As to the first issue, the majority stated that a finding of guilt on the larceny count would “as a practical matter have dictated a finding of guilt on the burglary count as well,” and so failure to obtain dismissal of the larceny count was “objectively incapable of enabling any compromise verdict.”

The dissenters noted, however, that even had the larceny count been dismissed, evidence relating to this uncharged crime would still have been admissible to support the intent element of the burglary charge – a possibility the majority did not deny. Accordingly, the dissenters concluded that counsel might have wanted to provide opportunity to convict only on this misdemeanor charge – an opportunity that would have been precluded were the charge dismissed.

As to the second issue, the Court’s precedents state the rule that an IAC claim requires assessment of counsel’s overall representation. So the question was whether a single error in otherwise unquestioned performance could support the IAC claim in Harris. The Court relied on its earlier decision in People v. Turner, 840 N.E.2d 123 (N.Y. 2005), in which it held that a singular error to obtain omission of a time-barred charge was prejudicial in a case where the time-barred count was the only one on which the jury convicted.
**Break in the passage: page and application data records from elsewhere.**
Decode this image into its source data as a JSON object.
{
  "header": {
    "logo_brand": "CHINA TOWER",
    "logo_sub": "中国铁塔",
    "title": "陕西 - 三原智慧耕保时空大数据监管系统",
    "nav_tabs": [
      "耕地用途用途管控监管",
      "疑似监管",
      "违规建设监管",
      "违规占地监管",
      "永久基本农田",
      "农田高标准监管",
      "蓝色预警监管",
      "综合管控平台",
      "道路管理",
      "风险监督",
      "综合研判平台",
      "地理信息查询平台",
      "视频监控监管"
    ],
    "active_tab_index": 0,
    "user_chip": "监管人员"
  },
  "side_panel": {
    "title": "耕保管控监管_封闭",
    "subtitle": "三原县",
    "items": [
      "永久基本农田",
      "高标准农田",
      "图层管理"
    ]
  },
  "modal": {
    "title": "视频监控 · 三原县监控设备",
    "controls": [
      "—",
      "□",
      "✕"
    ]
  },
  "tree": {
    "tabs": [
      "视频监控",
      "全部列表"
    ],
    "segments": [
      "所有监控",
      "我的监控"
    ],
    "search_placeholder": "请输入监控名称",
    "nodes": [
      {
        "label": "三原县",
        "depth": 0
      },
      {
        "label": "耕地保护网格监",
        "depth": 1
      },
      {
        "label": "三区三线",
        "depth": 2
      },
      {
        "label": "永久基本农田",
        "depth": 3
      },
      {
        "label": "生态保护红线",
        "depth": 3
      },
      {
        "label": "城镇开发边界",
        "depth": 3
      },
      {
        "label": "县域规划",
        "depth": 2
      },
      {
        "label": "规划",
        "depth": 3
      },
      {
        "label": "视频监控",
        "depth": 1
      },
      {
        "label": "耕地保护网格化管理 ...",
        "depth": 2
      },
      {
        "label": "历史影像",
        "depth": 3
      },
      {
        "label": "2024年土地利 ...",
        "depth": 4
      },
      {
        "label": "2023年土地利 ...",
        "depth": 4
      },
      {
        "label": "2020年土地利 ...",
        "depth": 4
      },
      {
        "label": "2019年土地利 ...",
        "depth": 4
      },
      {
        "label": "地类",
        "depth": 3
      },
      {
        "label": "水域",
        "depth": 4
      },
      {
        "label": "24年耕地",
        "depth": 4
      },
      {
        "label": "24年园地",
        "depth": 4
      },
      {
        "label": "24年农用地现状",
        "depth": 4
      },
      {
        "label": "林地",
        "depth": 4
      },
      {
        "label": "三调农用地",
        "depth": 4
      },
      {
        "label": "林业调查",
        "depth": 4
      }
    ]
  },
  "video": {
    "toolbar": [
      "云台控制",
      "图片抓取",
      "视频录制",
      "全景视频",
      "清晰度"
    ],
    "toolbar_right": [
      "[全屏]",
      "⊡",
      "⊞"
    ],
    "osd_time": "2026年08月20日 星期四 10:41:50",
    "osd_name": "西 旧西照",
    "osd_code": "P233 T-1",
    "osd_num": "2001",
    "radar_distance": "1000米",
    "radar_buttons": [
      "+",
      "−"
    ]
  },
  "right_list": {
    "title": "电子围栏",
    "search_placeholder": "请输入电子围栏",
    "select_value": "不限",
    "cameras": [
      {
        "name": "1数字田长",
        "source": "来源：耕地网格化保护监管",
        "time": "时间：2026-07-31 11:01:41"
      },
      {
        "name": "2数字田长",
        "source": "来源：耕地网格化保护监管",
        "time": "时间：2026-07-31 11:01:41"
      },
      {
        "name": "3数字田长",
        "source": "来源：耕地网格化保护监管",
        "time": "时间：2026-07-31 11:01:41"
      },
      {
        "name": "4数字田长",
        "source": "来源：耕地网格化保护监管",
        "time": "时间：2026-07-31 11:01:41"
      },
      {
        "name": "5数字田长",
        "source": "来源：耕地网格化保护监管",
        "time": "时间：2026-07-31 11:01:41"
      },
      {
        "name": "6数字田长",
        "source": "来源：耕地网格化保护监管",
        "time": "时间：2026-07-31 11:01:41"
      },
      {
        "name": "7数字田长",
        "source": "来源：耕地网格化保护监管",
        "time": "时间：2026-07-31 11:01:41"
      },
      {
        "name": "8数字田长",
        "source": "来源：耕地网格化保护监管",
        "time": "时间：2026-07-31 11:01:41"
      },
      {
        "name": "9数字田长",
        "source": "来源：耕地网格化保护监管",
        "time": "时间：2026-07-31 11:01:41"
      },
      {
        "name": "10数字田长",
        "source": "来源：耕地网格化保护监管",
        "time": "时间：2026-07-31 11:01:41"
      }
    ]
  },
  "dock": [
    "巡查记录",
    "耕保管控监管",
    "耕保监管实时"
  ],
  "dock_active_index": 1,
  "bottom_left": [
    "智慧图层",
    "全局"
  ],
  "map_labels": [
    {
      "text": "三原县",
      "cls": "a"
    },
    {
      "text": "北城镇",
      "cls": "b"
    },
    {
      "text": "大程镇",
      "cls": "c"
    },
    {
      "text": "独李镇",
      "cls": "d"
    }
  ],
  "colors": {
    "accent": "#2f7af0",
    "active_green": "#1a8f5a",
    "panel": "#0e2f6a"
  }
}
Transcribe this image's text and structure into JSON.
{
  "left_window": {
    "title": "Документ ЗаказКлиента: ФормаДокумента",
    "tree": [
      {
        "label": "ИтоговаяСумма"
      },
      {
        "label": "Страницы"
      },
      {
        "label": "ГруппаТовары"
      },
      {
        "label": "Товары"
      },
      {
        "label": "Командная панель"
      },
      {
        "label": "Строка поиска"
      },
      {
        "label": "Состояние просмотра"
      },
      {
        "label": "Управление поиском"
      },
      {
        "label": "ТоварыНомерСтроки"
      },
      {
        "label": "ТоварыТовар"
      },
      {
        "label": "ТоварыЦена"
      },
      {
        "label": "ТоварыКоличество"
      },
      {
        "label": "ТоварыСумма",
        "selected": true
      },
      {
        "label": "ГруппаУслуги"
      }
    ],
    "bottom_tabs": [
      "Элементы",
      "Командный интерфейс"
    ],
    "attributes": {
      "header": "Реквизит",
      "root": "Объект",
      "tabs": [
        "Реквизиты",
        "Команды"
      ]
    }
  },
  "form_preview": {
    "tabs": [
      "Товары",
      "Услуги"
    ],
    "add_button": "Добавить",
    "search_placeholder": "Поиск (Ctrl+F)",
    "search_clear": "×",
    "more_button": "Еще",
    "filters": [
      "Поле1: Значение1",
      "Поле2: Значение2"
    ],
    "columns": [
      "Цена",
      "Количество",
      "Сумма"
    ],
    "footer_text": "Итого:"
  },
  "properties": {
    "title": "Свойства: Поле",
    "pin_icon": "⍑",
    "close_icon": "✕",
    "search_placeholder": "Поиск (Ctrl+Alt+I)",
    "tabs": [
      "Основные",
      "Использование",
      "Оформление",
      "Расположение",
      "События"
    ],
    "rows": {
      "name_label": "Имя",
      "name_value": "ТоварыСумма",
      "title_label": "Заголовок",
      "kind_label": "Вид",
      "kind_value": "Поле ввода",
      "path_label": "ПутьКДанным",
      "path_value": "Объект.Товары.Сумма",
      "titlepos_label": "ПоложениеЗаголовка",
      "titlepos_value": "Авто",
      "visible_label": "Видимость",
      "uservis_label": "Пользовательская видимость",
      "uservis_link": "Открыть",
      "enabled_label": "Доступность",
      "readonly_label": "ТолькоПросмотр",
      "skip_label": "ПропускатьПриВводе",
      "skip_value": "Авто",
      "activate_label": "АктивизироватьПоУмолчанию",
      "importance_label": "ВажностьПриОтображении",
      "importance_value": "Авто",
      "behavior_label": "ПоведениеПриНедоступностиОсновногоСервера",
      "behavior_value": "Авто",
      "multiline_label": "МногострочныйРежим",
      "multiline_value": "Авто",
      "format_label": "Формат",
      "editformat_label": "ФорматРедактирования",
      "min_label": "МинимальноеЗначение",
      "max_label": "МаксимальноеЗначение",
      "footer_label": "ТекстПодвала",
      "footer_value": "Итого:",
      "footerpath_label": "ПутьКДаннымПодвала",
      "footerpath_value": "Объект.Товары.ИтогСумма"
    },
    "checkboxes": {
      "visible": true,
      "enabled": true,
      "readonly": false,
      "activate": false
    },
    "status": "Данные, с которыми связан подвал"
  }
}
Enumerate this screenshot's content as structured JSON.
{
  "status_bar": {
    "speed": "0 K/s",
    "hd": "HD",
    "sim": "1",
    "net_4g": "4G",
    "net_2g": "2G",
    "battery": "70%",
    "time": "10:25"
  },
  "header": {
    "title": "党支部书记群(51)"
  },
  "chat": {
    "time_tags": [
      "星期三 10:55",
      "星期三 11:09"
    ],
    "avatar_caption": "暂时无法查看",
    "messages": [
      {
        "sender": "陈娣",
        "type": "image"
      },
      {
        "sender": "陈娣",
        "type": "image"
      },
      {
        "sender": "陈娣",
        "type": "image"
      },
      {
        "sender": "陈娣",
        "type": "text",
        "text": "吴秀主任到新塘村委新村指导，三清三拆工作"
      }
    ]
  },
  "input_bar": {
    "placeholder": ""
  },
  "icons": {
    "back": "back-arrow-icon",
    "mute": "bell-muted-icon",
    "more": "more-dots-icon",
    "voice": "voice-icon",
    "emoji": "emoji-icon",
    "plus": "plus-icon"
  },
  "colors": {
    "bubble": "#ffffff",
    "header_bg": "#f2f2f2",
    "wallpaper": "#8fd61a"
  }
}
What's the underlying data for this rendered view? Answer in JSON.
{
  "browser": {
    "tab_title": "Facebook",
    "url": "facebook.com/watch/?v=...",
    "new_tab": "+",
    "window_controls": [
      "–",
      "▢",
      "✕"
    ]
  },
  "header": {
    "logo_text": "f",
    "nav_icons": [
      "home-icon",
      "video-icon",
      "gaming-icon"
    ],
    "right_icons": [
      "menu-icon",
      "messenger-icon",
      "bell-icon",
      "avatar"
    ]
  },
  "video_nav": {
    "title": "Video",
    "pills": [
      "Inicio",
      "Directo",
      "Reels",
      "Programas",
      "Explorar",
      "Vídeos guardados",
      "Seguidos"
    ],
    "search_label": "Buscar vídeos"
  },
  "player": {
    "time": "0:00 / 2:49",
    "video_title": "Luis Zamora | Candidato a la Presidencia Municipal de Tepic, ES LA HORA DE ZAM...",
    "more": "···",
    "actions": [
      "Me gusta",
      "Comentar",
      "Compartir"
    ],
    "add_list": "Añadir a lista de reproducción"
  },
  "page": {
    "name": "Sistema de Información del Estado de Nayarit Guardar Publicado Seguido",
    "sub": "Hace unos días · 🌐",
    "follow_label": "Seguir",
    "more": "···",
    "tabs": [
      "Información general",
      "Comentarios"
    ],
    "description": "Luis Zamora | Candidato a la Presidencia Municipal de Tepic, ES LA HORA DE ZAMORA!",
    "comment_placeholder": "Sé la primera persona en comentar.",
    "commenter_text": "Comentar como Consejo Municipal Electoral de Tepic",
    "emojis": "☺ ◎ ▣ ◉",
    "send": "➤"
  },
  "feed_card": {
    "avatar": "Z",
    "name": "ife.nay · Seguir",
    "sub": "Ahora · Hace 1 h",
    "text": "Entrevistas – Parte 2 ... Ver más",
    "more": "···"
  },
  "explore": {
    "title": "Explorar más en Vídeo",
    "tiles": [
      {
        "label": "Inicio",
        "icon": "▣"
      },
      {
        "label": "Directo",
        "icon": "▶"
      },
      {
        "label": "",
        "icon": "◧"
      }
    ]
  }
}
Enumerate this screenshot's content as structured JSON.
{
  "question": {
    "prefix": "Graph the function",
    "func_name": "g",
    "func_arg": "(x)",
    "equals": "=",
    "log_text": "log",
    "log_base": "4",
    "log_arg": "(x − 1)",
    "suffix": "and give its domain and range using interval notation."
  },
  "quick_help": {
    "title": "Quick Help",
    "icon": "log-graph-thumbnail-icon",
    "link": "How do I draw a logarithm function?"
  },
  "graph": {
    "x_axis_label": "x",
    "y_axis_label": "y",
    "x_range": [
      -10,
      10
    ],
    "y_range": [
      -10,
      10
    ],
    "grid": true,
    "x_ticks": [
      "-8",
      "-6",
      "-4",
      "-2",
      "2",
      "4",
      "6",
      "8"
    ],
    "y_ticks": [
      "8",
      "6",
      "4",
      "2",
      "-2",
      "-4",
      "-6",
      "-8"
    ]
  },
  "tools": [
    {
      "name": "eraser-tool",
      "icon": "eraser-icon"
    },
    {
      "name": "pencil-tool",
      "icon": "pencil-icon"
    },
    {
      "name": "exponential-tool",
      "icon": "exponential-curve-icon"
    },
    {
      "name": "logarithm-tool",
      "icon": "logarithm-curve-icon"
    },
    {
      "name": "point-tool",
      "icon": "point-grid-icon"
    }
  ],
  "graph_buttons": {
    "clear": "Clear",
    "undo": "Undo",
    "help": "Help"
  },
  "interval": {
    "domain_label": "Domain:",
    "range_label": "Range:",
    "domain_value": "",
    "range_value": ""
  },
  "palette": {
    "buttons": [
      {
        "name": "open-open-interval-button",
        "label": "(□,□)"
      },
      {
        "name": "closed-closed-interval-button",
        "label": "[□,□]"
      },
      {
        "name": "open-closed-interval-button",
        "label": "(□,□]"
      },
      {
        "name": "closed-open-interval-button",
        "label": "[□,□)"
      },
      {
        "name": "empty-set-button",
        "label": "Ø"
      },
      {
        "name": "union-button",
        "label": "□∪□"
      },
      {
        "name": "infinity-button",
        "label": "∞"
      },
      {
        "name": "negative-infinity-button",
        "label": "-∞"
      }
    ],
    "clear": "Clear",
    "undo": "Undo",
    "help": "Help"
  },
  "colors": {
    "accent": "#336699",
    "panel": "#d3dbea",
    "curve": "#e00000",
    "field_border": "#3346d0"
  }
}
Writing for the Court, Judge Robert Smith noted that Turner “may be the first [case] this Court has encountered” in which a singular error required a finding of constitutionally deficient performance.

The Harris majority understood Turner to create a “freestanding” exception to the overall assessment rule for cases where counsel’s only error was omission to seek dismissal of a time-barred charge. The dissenters interpreted Turner as instead upholding the overall assessment rule, while allowing that a single questionable decision of whatever sort can sustain an IAC claim only if that decision discloses ineffectiveness in overall performance.

This disagreement also implicated the issue of remedy. The majority interpreted Turner broadly to apply wherever unreasonable omission to obtain dismissal of a time-barred charge results in conviction on that charge. Accordingly, in Harris the majority granted only partial relief, reversing the larceny conviction but not the burglary conviction. The dissenters found this partial relief, grounded in “charge by charge analysis,” unprecedented. Given their understanding that focus must be on counsel’s overall performance, the dissenters stated that the proper remedy, assuming IAC is found, would have to have been comprehensive.

Related Readings: